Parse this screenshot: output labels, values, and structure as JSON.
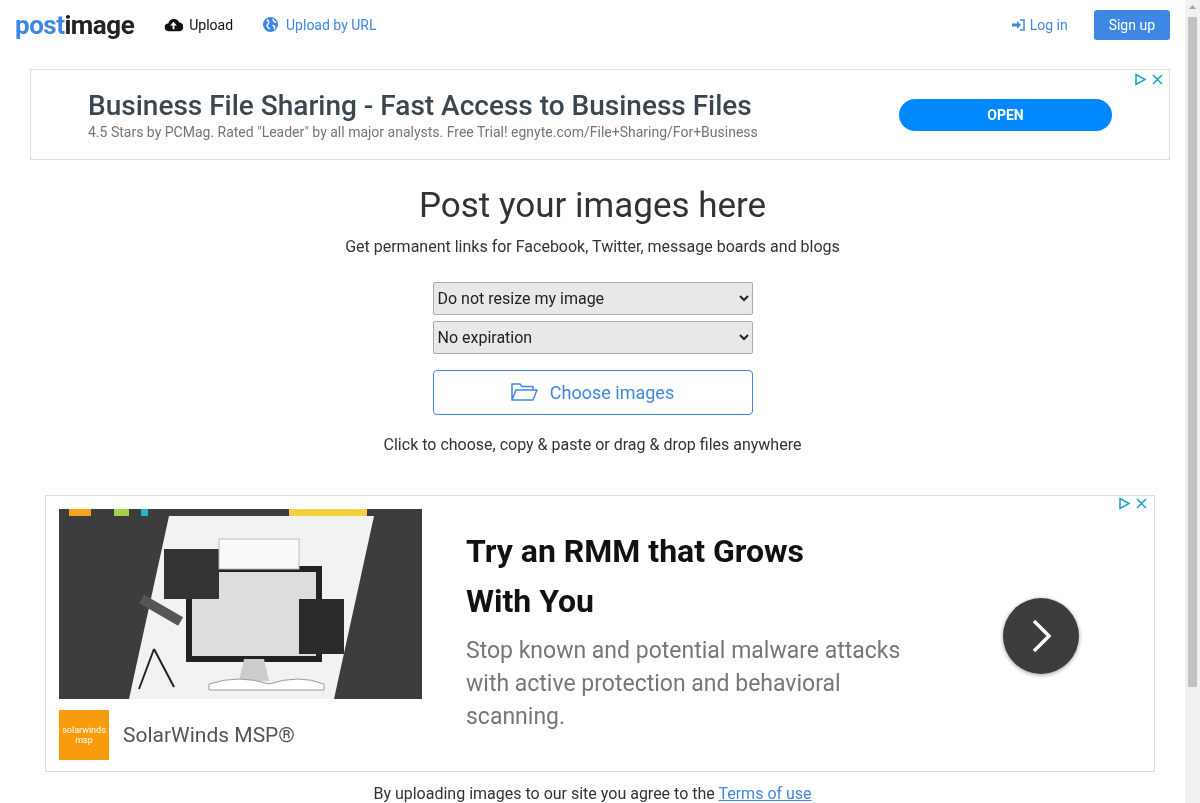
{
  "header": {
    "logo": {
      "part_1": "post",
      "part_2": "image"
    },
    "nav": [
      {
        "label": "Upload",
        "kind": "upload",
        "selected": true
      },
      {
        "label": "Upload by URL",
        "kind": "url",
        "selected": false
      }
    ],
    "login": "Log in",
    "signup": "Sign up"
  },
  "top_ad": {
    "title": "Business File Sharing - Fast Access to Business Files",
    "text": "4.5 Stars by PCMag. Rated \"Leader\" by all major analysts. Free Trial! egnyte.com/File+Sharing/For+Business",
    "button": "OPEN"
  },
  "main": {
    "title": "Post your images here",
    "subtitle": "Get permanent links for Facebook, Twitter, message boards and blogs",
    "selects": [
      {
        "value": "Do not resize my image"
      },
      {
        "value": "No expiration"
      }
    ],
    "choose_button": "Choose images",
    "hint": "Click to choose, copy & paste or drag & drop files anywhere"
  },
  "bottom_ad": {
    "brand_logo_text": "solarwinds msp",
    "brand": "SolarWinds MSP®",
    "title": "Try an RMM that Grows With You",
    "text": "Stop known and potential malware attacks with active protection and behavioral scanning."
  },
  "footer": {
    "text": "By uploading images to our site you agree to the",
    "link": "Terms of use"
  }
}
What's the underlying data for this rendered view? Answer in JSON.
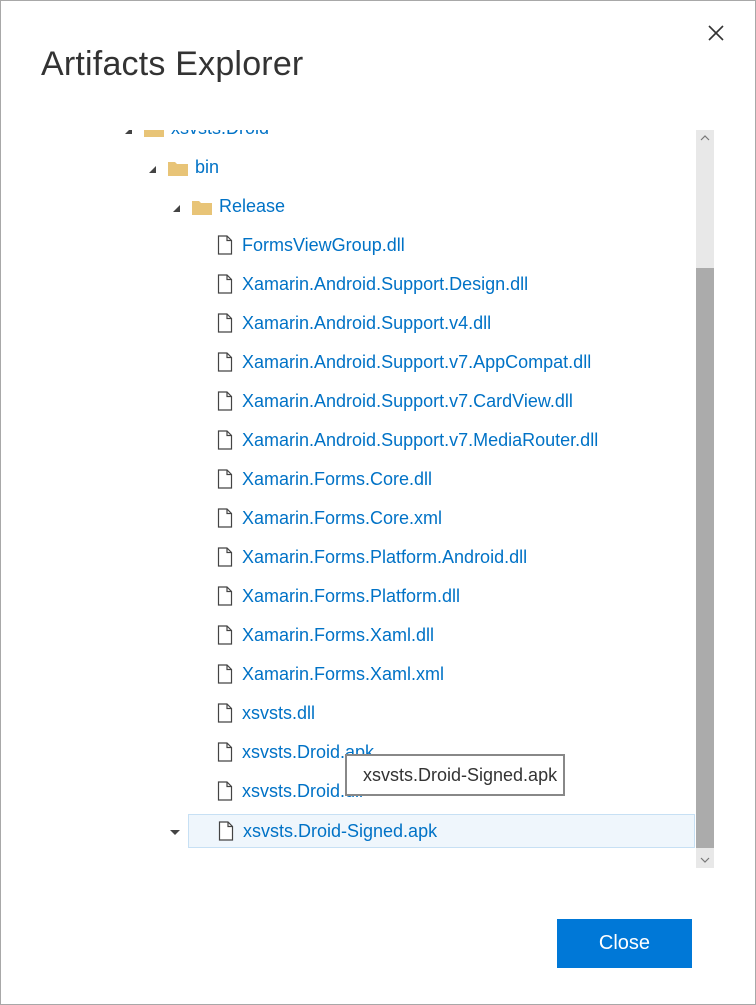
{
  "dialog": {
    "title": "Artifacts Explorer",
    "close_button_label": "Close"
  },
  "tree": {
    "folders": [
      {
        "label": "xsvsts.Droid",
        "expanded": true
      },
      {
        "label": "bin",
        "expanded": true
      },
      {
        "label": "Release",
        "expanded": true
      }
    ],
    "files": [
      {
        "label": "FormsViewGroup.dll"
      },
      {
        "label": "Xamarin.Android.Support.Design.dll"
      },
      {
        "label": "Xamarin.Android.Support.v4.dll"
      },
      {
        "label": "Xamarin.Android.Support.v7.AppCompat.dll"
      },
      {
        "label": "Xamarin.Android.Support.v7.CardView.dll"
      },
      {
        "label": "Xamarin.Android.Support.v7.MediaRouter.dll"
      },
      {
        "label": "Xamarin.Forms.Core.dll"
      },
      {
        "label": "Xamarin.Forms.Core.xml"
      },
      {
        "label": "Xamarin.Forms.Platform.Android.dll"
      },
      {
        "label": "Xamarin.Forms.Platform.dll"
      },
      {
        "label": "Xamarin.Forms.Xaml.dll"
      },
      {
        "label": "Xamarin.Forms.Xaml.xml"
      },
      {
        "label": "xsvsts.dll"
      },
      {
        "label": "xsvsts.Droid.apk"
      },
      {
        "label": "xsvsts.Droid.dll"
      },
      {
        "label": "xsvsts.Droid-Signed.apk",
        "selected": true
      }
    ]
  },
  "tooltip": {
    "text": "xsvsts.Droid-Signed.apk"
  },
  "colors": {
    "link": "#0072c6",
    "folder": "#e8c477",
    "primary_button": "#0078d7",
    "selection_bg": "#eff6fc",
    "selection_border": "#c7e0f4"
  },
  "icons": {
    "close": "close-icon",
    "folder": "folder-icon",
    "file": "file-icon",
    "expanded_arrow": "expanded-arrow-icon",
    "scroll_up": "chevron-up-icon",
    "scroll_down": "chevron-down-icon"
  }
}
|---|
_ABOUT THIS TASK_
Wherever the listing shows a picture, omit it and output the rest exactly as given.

_SOLUTION FOR THIS TASK_
Parse this screenshot: output labels, values, and structure as JSON.
{
  "header": {
    "logo": {
      "part_1": "post",
      "part_2": "image"
    },
    "nav": [
      {
        "label": "Upload",
        "kind": "upload",
        "selected": true
      },
      {
        "label": "Upload by URL",
        "kind": "url",
        "selected": false
      }
    ],
    "login": "Log in",
    "signup": "Sign up"
  },
  "top_ad": {
    "title": "Business File Sharing - Fast Access to Business Files",
    "text": "4.5 Stars by PCMag. Rated \"Leader\" by all major analysts. Free Trial! egnyte.com/File+Sharing/For+Business",
    "button": "OPEN"
  },
  "main": {
    "title": "Post your images here",
    "subtitle": "Get permanent links for Facebook, Twitter, message boards and blogs",
    "selects": [
      {
        "value": "Do not resize my image"
      },
      {
        "value": "No expiration"
      }
    ],
    "choose_button": "Choose images",
    "hint": "Click to choose, copy & paste or drag & drop files anywhere"
  },
  "bottom_ad": {
    "brand_logo_text": "solarwinds msp",
    "brand": "SolarWinds MSP®",
    "title": "Try an RMM that Grows With You",
    "text": "Stop known and potential malware attacks with active protection and behavioral scanning."
  },
  "footer": {
    "text": "By uploading images to our site you agree to the",
    "link": "Terms of use"
  }
}
What's the underlying data for this rendered view? Answer in JSON.
{
  "dialog": {
    "title": "Artifacts Explorer",
    "close_button_label": "Close"
  },
  "tree": {
    "folders": [
      {
        "label": "xsvsts.Droid",
        "expanded": true
      },
      {
        "label": "bin",
        "expanded": true
      },
      {
        "label": "Release",
        "expanded": true
      }
    ],
    "files": [
      {
        "label": "FormsViewGroup.dll"
      },
      {
        "label": "Xamarin.Android.Support.Design.dll"
      },
      {
        "label": "Xamarin.Android.Support.v4.dll"
      },
      {
        "label": "Xamarin.Android.Support.v7.AppCompat.dll"
      },
      {
        "label": "Xamarin.Android.Support.v7.CardView.dll"
      },
      {
        "label": "Xamarin.Android.Support.v7.MediaRouter.dll"
      },
      {
        "label": "Xamarin.Forms.Core.dll"
      },
      {
        "label": "Xamarin.Forms.Core.xml"
      },
      {
        "label": "Xamarin.Forms.Platform.Android.dll"
      },
      {
        "label": "Xamarin.Forms.Platform.dll"
      },
      {
        "label": "Xamarin.Forms.Xaml.dll"
      },
      {
        "label": "Xamarin.Forms.Xaml.xml"
      },
      {
        "label": "xsvsts.dll"
      },
      {
        "label": "xsvsts.Droid.apk"
      },
      {
        "label": "xsvsts.Droid.dll"
      },
      {
        "label": "xsvsts.Droid-Signed.apk",
        "selected": true
      }
    ]
  },
  "tooltip": {
    "text": "xsvsts.Droid-Signed.apk"
  },
  "colors": {
    "link": "#0072c6",
    "folder": "#e8c477",
    "primary_button": "#0078d7",
    "selection_bg": "#eff6fc",
    "selection_border": "#c7e0f4"
  },
  "icons": {
    "close": "close-icon",
    "folder": "folder-icon",
    "file": "file-icon",
    "expanded_arrow": "expanded-arrow-icon",
    "scroll_up": "chevron-up-icon",
    "scroll_down": "chevron-down-icon"
  }
}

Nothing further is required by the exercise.